Task statement
Each line below either holds the string "title" or doesn't. Count those that do and give only the number.
─── Data for this task
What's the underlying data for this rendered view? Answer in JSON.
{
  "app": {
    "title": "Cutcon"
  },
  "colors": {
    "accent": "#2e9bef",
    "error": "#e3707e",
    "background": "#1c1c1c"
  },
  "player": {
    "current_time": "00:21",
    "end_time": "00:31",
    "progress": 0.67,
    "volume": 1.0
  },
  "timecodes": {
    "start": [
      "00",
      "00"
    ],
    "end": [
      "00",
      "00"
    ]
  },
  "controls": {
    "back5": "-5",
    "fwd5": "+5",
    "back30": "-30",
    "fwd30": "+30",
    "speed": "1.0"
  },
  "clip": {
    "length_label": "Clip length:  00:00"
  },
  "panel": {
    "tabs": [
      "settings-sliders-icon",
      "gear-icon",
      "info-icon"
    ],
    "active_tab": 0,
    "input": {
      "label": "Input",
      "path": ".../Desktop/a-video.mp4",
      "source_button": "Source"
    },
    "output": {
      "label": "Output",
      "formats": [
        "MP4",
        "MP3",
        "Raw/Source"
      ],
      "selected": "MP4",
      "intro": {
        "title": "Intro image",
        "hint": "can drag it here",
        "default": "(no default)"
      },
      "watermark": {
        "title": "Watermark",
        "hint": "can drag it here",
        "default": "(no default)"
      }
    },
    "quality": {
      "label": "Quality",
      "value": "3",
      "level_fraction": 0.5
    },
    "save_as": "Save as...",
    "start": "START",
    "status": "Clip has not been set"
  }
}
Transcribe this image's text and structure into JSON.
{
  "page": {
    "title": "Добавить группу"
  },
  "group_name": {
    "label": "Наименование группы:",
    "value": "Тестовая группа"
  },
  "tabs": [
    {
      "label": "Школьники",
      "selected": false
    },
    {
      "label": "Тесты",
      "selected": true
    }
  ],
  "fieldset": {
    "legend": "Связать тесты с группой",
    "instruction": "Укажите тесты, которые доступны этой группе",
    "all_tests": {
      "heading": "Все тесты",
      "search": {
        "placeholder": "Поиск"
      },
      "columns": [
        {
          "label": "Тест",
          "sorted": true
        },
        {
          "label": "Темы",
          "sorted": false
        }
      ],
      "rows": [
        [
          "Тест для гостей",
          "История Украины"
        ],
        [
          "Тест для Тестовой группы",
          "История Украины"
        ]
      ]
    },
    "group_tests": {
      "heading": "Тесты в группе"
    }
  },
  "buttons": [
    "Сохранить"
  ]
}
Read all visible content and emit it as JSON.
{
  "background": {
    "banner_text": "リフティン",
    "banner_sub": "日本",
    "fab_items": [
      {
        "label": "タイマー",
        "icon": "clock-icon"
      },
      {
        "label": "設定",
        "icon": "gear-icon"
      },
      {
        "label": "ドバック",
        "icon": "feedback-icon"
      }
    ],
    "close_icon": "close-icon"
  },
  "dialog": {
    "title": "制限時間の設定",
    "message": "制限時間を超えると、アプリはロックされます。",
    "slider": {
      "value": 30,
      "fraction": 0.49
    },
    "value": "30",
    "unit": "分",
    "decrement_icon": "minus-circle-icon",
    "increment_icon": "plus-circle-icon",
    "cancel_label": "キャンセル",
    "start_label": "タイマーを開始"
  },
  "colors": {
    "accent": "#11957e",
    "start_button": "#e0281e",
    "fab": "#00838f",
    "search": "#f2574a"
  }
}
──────
Your solution
5